→ Exercise instructions:
All of the entries below, duplicated exactly, make up the answer.

Website and app data records
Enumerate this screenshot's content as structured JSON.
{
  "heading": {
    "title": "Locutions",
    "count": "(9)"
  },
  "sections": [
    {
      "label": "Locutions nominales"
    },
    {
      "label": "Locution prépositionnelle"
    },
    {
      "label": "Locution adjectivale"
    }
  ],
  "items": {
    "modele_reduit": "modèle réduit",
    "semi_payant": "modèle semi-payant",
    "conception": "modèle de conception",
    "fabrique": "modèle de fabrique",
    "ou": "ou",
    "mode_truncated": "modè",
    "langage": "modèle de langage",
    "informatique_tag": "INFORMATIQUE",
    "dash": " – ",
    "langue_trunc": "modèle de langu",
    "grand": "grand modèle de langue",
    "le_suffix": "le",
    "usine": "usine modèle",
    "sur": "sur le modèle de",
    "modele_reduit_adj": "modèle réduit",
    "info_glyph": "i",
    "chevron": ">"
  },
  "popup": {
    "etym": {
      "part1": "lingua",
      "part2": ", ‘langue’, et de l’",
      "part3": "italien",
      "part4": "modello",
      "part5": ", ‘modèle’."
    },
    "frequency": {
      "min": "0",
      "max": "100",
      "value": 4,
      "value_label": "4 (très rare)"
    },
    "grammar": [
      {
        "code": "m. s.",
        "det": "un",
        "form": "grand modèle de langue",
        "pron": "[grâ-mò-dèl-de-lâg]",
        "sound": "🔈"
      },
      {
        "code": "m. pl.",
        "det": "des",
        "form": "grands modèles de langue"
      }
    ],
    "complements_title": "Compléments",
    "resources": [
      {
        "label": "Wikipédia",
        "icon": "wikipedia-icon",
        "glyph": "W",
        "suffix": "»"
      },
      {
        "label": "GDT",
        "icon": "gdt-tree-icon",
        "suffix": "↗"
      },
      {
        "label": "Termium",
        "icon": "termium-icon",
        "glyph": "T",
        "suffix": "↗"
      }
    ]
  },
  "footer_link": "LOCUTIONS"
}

→ Answer section:
Enumerate this screenshot's content as structured JSON.
{
  "heading": {
    "title": "Locutions",
    "count": "(9)"
  },
  "sections": [
    {
      "label": "Locutions nominales"
    },
    {
      "label": "Locution prépositionnelle"
    },
    {
      "label": "Locution adjectivale"
    }
  ],
  "items": {
    "modele_reduit": "modèle réduit",
    "semi_payant": "modèle semi-payant",
    "conception": "modèle de conception",
    "fabrique": "modèle de fabrique",
    "ou": "ou",
    "mode_truncated": "modè",
    "langage": "modèle de langage",
    "informatique_tag": "INFORMATIQUE",
    "dash": " – ",
    "langue_trunc": "modèle de langu",
    "grand": "grand modèle de langue",
    "le_suffix": "le",
    "usine": "usine modèle",
    "sur": "sur le modèle de",
    "modele_reduit_adj": "modèle réduit",
    "info_glyph": "i",
    "chevron": ">"
  },
  "popup": {
    "etym": {
      "part1": "lingua",
      "part2": ", ‘langue’, et de l’",
      "part3": "italien",
      "part4": "modello",
      "part5": ", ‘modèle’."
    },
    "frequency": {
      "min": "0",
      "max": "100",
      "value": 4,
      "value_label": "4 (très rare)"
    },
    "grammar": [
      {
        "code": "m. s.",
        "det": "un",
        "form": "grand modèle de langue",
        "pron": "[grâ-mò-dèl-de-lâg]",
        "sound": "🔈"
      },
      {
        "code": "m. pl.",
        "det": "des",
        "form": "grands modèles de langue"
      }
    ],
    "complements_title": "Compléments",
    "resources": [
      {
        "label": "Wikipédia",
        "icon": "wikipedia-icon",
        "glyph": "W",
        "suffix": "»"
      },
      {
        "label": "GDT",
        "icon": "gdt-tree-icon",
        "suffix": "↗"
      },
      {
        "label": "Termium",
        "icon": "termium-icon",
        "glyph": "T",
        "suffix": "↗"
      }
    ]
  },
  "footer_link": "LOCUTIONS"
}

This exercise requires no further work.